ALBANY -- The number of educators in New York is down nearly 15,000 positions over the past seven years, while salaries are up 10 percent over that stretch, new state records show.
The average salary for educators in New York last year was $64,513, a nearly 4 percent increase compared to the previous year and an increase of almost 12 percent over five years, records reviewed by the USA Today Network's Albany Bureau from state Teachers Retirement System showed.
The salary growth comes as the number of educators -- which includes administrators, teachers and support staff -- has been in decline, down almost six percent since the 2010-11 school year, the records showed.
DATABASE: Educators' salaries in NYS
DATABASE: Teacher Pensions in NYS
DATABASE: State Employees Salaries
The figures are consistent with recent trends and other state data: Fewer staff in New York schools have meant a higher average salary. The higher salaries, school officials said, is in part through yearly raises of about 2 percent or 3 percent and comes after some years during the recession of no raises and staff cuts.
"We did go through a period where school districts were eliminating teaching positions and not filling them, and, if nothing else changed, you would expect the average salary would go up under those circumstances," said Robert Lowry, deputy director of the state Council of School Superintendents.

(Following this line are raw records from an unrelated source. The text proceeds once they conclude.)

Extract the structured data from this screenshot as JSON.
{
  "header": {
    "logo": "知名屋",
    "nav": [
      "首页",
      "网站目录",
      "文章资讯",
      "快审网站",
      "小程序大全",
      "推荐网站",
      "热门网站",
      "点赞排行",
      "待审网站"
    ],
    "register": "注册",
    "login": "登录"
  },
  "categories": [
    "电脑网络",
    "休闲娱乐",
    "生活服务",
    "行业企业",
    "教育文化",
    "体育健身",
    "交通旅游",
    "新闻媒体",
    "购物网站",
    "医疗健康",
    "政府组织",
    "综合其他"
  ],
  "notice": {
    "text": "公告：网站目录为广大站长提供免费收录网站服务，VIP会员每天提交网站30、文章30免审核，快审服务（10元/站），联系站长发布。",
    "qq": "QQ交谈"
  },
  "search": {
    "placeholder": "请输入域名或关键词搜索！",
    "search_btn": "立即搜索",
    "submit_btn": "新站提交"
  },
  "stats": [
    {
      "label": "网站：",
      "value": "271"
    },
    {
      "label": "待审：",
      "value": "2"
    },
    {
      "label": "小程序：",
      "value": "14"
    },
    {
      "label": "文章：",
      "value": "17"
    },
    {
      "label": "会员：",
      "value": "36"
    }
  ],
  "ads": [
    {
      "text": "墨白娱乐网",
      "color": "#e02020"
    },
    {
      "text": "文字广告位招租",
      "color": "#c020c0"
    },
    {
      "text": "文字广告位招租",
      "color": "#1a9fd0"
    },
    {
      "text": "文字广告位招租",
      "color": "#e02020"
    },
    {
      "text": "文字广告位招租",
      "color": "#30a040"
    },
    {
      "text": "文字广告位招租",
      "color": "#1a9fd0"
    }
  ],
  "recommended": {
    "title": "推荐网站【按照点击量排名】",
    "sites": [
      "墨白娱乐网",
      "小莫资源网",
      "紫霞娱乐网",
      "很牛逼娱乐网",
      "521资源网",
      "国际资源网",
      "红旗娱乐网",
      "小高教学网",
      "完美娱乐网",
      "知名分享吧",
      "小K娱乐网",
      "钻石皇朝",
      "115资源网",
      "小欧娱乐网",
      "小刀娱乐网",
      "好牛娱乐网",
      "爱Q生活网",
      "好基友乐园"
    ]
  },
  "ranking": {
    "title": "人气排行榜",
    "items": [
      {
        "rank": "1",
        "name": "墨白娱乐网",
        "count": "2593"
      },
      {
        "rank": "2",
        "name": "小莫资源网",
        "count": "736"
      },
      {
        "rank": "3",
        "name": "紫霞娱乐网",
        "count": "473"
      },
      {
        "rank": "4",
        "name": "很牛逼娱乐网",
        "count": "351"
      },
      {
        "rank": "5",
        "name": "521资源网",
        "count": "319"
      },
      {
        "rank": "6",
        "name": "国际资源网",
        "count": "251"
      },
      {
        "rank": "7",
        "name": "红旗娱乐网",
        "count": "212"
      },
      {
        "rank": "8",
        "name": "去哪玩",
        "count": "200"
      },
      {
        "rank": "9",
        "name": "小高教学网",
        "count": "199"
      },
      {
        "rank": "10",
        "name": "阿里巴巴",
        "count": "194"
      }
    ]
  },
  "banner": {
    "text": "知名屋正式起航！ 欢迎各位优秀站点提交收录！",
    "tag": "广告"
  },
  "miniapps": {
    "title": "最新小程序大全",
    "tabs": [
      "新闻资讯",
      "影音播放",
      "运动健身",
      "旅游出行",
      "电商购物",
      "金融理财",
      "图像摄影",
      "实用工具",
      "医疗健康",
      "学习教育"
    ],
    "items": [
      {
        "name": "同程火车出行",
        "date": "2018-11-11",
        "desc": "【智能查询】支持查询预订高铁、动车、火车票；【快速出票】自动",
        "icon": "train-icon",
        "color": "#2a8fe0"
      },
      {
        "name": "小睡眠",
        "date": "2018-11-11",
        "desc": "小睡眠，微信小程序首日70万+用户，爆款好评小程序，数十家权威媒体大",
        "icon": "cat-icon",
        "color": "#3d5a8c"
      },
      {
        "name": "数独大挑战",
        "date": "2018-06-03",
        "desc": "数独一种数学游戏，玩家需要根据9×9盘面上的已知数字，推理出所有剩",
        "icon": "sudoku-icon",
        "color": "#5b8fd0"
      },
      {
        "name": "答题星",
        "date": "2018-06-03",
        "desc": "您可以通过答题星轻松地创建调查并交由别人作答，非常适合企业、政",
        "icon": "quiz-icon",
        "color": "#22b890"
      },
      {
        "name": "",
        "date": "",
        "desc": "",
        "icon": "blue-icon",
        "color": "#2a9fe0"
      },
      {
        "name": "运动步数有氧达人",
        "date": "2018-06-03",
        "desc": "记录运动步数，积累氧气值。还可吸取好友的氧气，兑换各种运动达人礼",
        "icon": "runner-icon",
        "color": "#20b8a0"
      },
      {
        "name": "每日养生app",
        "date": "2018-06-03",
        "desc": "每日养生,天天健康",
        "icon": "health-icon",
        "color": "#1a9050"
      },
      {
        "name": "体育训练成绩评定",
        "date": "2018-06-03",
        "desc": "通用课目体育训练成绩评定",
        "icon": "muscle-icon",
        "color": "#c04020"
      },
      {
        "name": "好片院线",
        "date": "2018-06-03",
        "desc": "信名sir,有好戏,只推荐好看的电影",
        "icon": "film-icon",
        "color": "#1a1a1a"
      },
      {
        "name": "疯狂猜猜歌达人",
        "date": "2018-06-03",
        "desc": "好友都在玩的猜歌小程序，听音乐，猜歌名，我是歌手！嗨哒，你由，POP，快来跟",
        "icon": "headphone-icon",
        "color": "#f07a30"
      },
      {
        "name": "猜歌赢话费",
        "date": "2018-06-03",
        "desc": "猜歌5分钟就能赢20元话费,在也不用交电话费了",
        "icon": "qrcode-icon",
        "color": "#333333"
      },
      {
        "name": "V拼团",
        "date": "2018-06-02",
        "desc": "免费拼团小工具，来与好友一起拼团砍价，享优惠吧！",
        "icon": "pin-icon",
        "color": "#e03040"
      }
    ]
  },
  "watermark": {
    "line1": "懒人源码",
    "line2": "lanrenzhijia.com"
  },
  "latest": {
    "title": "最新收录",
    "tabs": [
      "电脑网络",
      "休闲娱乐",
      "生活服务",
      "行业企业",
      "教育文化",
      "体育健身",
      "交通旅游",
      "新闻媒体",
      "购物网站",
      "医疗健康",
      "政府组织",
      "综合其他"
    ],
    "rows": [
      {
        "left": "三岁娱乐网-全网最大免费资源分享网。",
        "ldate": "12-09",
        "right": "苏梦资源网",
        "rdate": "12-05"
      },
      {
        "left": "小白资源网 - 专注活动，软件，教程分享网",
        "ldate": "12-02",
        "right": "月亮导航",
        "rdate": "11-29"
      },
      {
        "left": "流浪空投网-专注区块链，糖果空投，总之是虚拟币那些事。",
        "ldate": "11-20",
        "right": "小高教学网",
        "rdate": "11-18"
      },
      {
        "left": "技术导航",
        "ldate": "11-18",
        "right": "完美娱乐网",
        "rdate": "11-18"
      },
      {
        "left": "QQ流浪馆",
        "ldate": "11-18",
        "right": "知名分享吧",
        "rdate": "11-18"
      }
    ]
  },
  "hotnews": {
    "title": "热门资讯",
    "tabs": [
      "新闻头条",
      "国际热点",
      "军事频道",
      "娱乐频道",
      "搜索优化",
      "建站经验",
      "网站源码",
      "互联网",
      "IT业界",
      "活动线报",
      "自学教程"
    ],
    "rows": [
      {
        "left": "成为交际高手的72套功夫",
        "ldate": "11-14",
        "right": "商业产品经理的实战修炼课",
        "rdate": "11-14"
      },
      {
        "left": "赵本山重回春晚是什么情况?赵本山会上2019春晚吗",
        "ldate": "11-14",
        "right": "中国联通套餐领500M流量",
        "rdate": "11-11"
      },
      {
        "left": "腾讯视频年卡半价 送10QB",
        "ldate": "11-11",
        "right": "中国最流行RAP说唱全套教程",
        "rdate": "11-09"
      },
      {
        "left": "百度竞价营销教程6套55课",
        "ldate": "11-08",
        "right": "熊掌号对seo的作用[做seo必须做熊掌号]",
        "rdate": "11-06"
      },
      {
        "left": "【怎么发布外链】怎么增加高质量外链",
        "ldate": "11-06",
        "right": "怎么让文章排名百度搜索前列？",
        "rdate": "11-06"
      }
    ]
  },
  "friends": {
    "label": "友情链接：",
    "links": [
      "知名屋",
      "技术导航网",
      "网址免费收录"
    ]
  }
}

The number of educators earning $100,000 or more grew again, up 4.5 percent between the 2015-16 and 2016-17 fiscal year, which ended June 30, and up 22 percent over five years, the records showed.
More than 55,000 educators earned the top salaries last year, compared to fewer than 40,000 in 2010-11 year.
So last year, more than one-in-five educators had gross pay of $100,00 or more, the records showed.
The average salary in the public schools outside New York City depended on their location.
Westchester County had the highest average salary in the state at nearly $95,000, followed by Nassau County at $89,000 and Putnam County at $87,000. Rockland County ranked fifth behind Suffolk County at $85,000.
The data included all full and part-time workers in the pension system.
Downstate districts are going to have higher salaries because of the higher cost of living, said Lisa Davis, executive director at Westchester Putnam School Board Association.
She pointed to a state report in February that showed when regional cost differences are factored in, the lower Hudson Valley spends on average about the same as other regions of the state.
"What does it cost to live? That’s the salary piece," she explained, adding that a district with a higher salary average may also be the result of teachers staying in the district, a sign of a strong school community.
"If a district is higher on average, that probably means people are staying," Davis said.
The highest paid public school official in the last fiscal year was Kelly Fallon, the former superintendent in the Half Hollow Hills schools on Long Island. Fallon, who retired at the end of the school year, earned $398,000.
Locally, Harrison superintendent Louis Wool ranked third among public school officials in the state, earning $371,060 last school year, the records showed.
The salaries have their critics.
In Westchester, 55 percent of teachers and administrators were paid more than $100,000, the most of any county, compared to 49 percent of those on Long Island, said The Empire Center, an Albany-based fiscally conservative group that analyzes public salaries.
The group said the number of educators collecting six-figure pay has nearly doubled—from 32,914 to 54,539—since it started keeping track of the the salary nearly a decade ago, saying increases are in part due to union contracts.
"With enrollments declining in most districts, they’ve been hiring fewer teachers at lower starting salaries, which would pull down the average," said E.J. McMahon, the group's founder.
"The remaining teachers and administrators continue to receive regular base-pay increases compounded by longevity pay, which automatically increases with experience."